This is exactly one of the scenarios extension methods are able to solve. You need functionality that isn't already available on a type over which you have no control.
As far as duplicating the code in each of your projects, what you need to do is create a class library project to store your common/shared code like this and then either include that project in each Solution and use project references or compile the project, put the resulting assembly in a shared location and include it as a file project reference.
Remeber that extension methods are only available when they are "brought in to scope". This means that if you have an extension method defined as:
public static class StringExtensions
public static string InvariantToString(this int value)
It will not be visible on any string values unless the code file includes the CustomExtensions namespace with a using directive.
For this reason, it is recommended that you do not put your own extensions in a .NET Framework defined namespace but rather use your own namespace. Doing that minimizes the potential for confusion because your extension won't be available unless it is explicitly brought in to scope.

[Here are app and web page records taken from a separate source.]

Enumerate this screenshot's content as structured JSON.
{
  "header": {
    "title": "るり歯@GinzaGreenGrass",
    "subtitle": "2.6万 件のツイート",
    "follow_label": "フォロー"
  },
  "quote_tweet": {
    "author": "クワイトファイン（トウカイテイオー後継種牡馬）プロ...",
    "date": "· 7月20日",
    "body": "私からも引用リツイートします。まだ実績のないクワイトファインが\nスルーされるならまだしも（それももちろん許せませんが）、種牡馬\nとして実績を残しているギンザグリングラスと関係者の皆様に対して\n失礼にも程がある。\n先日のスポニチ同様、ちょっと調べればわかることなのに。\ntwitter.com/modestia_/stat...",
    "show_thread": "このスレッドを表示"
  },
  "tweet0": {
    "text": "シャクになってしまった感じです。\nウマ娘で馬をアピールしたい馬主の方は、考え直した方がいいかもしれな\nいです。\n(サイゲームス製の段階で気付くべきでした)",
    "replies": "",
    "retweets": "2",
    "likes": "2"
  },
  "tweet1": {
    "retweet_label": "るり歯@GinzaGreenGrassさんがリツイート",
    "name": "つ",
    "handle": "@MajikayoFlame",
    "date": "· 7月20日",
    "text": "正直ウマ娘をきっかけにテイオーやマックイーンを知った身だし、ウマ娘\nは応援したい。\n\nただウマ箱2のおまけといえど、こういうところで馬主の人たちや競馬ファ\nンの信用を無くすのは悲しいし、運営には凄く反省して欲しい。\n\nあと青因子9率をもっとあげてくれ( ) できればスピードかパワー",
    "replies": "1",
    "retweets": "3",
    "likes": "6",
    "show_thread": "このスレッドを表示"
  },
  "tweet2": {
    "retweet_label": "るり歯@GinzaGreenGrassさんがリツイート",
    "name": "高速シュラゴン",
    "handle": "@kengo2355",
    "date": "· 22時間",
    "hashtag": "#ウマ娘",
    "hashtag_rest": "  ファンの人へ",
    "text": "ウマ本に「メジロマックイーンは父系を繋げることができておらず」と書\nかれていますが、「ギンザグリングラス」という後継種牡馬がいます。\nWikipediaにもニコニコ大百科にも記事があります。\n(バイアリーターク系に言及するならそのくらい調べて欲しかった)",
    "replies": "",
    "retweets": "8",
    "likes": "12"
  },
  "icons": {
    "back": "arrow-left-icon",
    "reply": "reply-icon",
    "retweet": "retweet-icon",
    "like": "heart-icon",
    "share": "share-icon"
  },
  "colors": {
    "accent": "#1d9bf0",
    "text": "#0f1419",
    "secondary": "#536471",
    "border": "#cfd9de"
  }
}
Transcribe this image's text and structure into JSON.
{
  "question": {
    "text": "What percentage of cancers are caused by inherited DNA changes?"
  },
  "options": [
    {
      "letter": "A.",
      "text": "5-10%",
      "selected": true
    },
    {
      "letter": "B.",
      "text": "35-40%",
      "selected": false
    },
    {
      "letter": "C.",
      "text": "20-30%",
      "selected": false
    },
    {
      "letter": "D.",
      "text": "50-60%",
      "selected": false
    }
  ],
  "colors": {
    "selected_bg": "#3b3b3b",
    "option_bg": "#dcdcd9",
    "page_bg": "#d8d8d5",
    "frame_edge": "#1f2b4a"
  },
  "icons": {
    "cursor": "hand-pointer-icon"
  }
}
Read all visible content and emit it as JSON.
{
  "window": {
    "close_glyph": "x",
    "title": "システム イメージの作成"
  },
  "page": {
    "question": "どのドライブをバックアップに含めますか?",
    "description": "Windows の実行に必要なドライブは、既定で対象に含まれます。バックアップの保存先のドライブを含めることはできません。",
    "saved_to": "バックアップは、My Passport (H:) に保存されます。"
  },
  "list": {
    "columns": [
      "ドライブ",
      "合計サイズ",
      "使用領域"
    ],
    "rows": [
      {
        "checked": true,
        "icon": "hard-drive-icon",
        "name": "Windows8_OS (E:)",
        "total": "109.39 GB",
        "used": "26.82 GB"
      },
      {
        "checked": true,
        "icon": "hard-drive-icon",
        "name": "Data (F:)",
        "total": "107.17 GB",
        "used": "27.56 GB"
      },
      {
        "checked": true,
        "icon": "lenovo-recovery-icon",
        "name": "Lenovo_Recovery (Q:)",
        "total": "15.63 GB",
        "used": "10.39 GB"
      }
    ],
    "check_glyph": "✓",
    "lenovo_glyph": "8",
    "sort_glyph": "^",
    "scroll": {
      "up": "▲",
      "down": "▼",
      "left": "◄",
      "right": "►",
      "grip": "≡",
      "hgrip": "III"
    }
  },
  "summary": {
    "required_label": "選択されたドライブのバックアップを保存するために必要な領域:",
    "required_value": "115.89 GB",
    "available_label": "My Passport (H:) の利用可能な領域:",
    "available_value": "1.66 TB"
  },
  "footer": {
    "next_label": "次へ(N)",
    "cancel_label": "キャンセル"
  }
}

Also, keep in mind that if you provide an extension method with the exact same signature as a "built-in" method, your extension method will never be visible or callable - the built-in method always takes precedence. If Microsoft decides to include that functionality in a later version of the Framework and uses the exact same signature you chose then your extension method will no longer be called.
When you define an extension method you aren't actually redefining the underlying type being extended so you don't have your own "individual versions". All an extension method provides is a convenient and more natural way to call a static method in a static class. In fact, using my example extension method above, these are equivalent calls:
int i = 42;
While Microsoft does put a lot of thought in to what to include or not include in the Framework, they have no way of knowing about specific use-cases that might be driving your particular need for certain functionality. Yes, most of the time they do a great job and provide functionality "out of the box" but other times they don't. (A good example is missing an InvariantToString() method.)